Format

Send to

Choose Destination
J Clin Monit. 1994 Jan;10(1):11-20.

Comparison of intraarterial with continuous noninvasive blood pressure measurement in postoperative pediatric patients.

Author information

1
Department of Cardiology, Children's Hospital, Boston, MA 02115.

Abstract

OBJECTIVE:

The purpose of this study was to estimate the accuracy, bias, and frequency response of continuous blood pressure monitoring using finger photoplethysmography in children.

METHODS:

To compare arterial blood pressure measured using the Finapres device with simultaneously measured intraarterial blood pressure we studied 27 randomly selected postoperative pediatric patients who were receiving a variety of inotropic and vasoactive agents at a cardiac intensive care unit in university-affiliated pediatric hospital.

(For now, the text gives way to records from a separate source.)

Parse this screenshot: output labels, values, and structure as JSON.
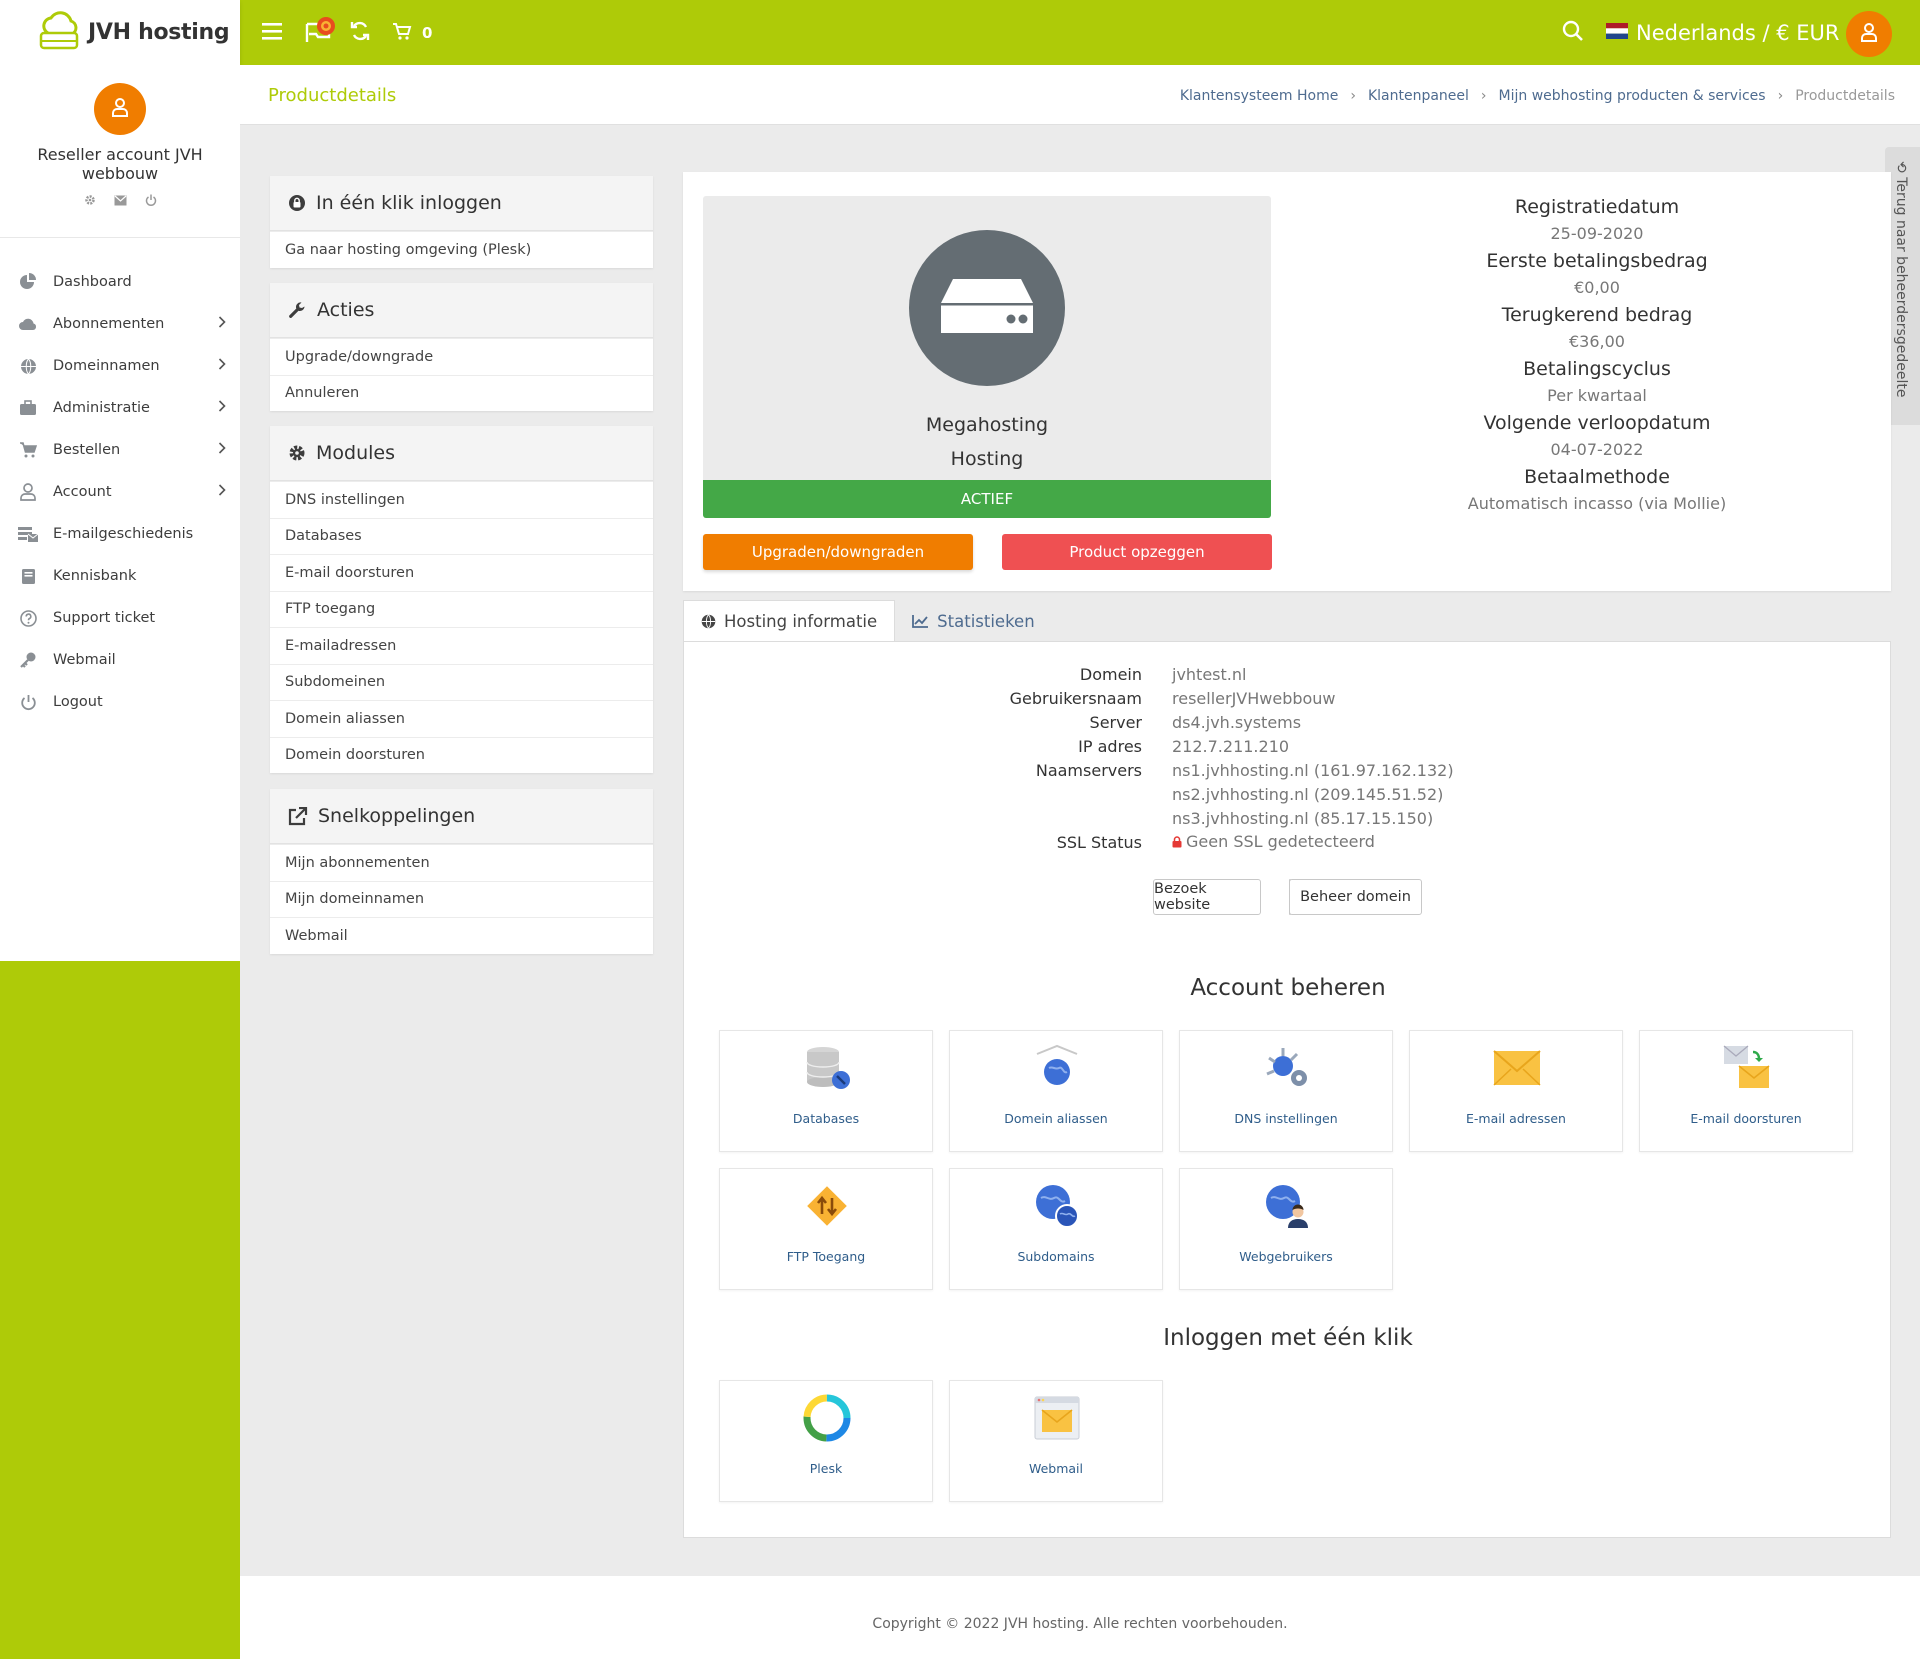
{
  "brand": {
    "name": "JVH hosting"
  },
  "topbar": {
    "cart_count": "0",
    "language": "Nederlands / € EUR"
  },
  "sidebar": {
    "user_name": "Reseller account JVH webbouw",
    "items": [
      {
        "label": "Dashboard",
        "icon": "chart-pie-icon",
        "has_children": false
      },
      {
        "label": "Abonnementen",
        "icon": "cloud-icon",
        "has_children": true
      },
      {
        "label": "Domeinnamen",
        "icon": "globe-icon",
        "has_children": true
      },
      {
        "label": "Administratie",
        "icon": "briefcase-icon",
        "has_children": true
      },
      {
        "label": "Bestellen",
        "icon": "cart-icon",
        "has_children": true
      },
      {
        "label": "Account",
        "icon": "user-icon",
        "has_children": true
      },
      {
        "label": "E-mailgeschiedenis",
        "icon": "mail-history-icon",
        "has_children": false
      },
      {
        "label": "Kennisbank",
        "icon": "book-icon",
        "has_children": false
      },
      {
        "label": "Support ticket",
        "icon": "question-icon",
        "has_children": false
      },
      {
        "label": "Webmail",
        "icon": "key-icon",
        "has_children": false
      },
      {
        "label": "Logout",
        "icon": "power-icon",
        "has_children": false
      }
    ]
  },
  "header": {
    "title": "Productdetails",
    "breadcrumb": [
      "Klantensysteem Home",
      "Klantenpaneel",
      "Mijn webhosting producten & services",
      "Productdetails"
    ]
  },
  "side_tab": {
    "label": "Terug naar beheerdersgedeelte"
  },
  "panels": {
    "login": {
      "title": "In één klik inloggen",
      "items": [
        "Ga naar hosting omgeving (Plesk)"
      ]
    },
    "actions": {
      "title": "Acties",
      "items": [
        "Upgrade/downgrade",
        "Annuleren"
      ]
    },
    "modules": {
      "title": "Modules",
      "items": [
        "DNS instellingen",
        "Databases",
        "E-mail doorsturen",
        "FTP toegang",
        "E-mailadressen",
        "Subdomeinen",
        "Domein aliassen",
        "Domein doorsturen"
      ]
    },
    "shortcuts": {
      "title": "Snelkoppelingen",
      "items": [
        "Mijn abonnementen",
        "Mijn domeinnamen",
        "Webmail"
      ]
    }
  },
  "product": {
    "name": "Megahosting",
    "type": "Hosting",
    "status": "ACTIEF",
    "upgrade_label": "Upgraden/downgraden",
    "cancel_label": "Product opzeggen",
    "info": [
      {
        "label": "Registratiedatum",
        "value": "25-09-2020"
      },
      {
        "label": "Eerste betalingsbedrag",
        "value": "€0,00"
      },
      {
        "label": "Terugkerend bedrag",
        "value": "€36,00"
      },
      {
        "label": "Betalingscyclus",
        "value": "Per kwartaal"
      },
      {
        "label": "Volgende verloopdatum",
        "value": "04-07-2022"
      },
      {
        "label": "Betaalmethode",
        "value": "Automatisch incasso (via Mollie)"
      }
    ]
  },
  "tabs": [
    "Hosting informatie",
    "Statistieken"
  ],
  "hosting_info": {
    "rows": [
      {
        "key": "Domein",
        "value": "jvhtest.nl"
      },
      {
        "key": "Gebruikersnaam",
        "value": "resellerJVHwebbouw"
      },
      {
        "key": "Server",
        "value": "ds4.jvh.systems"
      },
      {
        "key": "IP adres",
        "value": "212.7.211.210"
      },
      {
        "key": "Naamservers",
        "value": "ns1.jvhhosting.nl (161.97.162.132)"
      },
      {
        "key": "",
        "value": "ns2.jvhhosting.nl (209.145.51.52)"
      },
      {
        "key": "",
        "value": "ns3.jvhhosting.nl (85.17.15.150)"
      },
      {
        "key": "SSL Status",
        "value": "Geen SSL gedetecteerd"
      }
    ],
    "visit_label": "Bezoek website",
    "manage_label": "Beheer domein"
  },
  "account_manage": {
    "title": "Account beheren",
    "tiles": [
      {
        "label": "Databases",
        "icon": "database-icon"
      },
      {
        "label": "Domein aliassen",
        "icon": "domain-alias-icon"
      },
      {
        "label": "DNS instellingen",
        "icon": "dns-settings-icon"
      },
      {
        "label": "E-mail adressen",
        "icon": "email-envelope-icon"
      },
      {
        "label": "E-mail doorsturen",
        "icon": "email-forward-icon"
      },
      {
        "label": "FTP Toegang",
        "icon": "ftp-icon"
      },
      {
        "label": "Subdomains",
        "icon": "subdomains-icon"
      },
      {
        "label": "Webgebruikers",
        "icon": "web-users-icon"
      }
    ]
  },
  "one_click": {
    "title": "Inloggen met één klik",
    "tiles": [
      {
        "label": "Plesk",
        "icon": "plesk-icon"
      },
      {
        "label": "Webmail",
        "icon": "webmail-icon"
      }
    ]
  },
  "footer": {
    "text": "Copyright © 2022 JVH hosting. Alle rechten voorbehouden."
  },
  "colors": {
    "brand_green": "#aecb08",
    "accent_orange": "#f07d00",
    "status_green": "#44a847",
    "danger_red": "#ef5052"
  }
}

RESULTS:

Sixty-two of 66 attempts (94%) to obtain a noninvasive blood pressure measurement were successful. A total of 37,351 paired blood pressure measurements from 53 records were compared, revealing a measurement bias of -18.6 mm Hg for systolic blood pressure and -13.4 mm Hg for diastolic blood pressure. The measurement bias increased proportionately to blood pressure, with systolic and diastolic gains between the noninvasive and intraarterial techniques of 0.86 and 0.75 mm Hg/mm Hg, respectively. The variation bias during each recording epoch, as measured by standard deviation of bias, was low (mean sigma systolic = 2.9 mm Hg; mean sigma diastolic = 2.0 mm Hg). The frequency response between the intraarterial and noninvasive pressure waveforms was flat to 10 Hz and approximately equal to 1.

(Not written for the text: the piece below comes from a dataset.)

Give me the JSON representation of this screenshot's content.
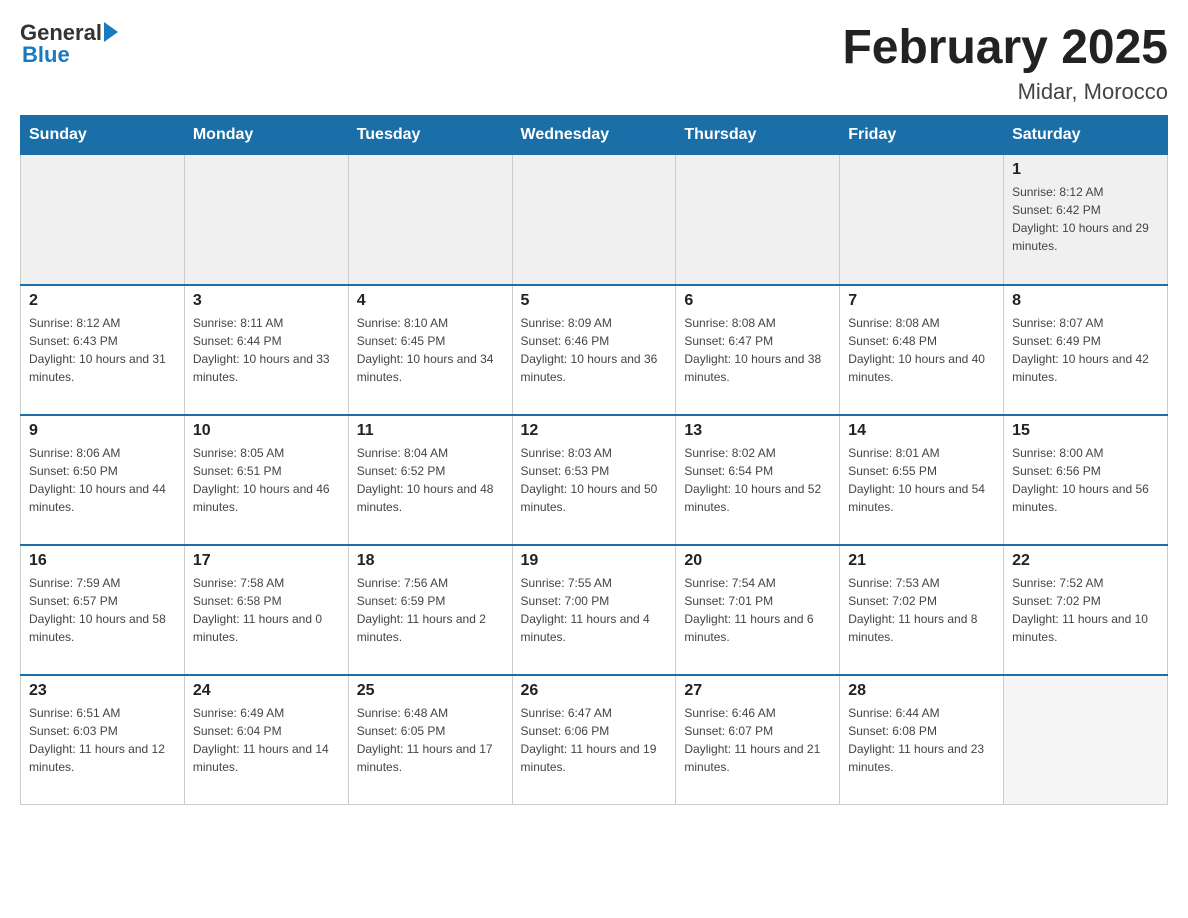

CONCLUSIONS:

Substantial measurement bias exits between this noninvasive blood pressure measurement technique and intraarterial blood pressure. Measurements of the intrapatient variability and frequency response analysis suggest that the noninvasive technique accurately tracks intraarterial blood pressure over the short term. This technique may have useful applications in settings where intraarterial monitoring is undersirable or unobtainable.

PMID:
8126533
DOI:
10.1007/bf01651461
[Indexed for MEDLINE]

Supplemental Content

Loading ...
Support Center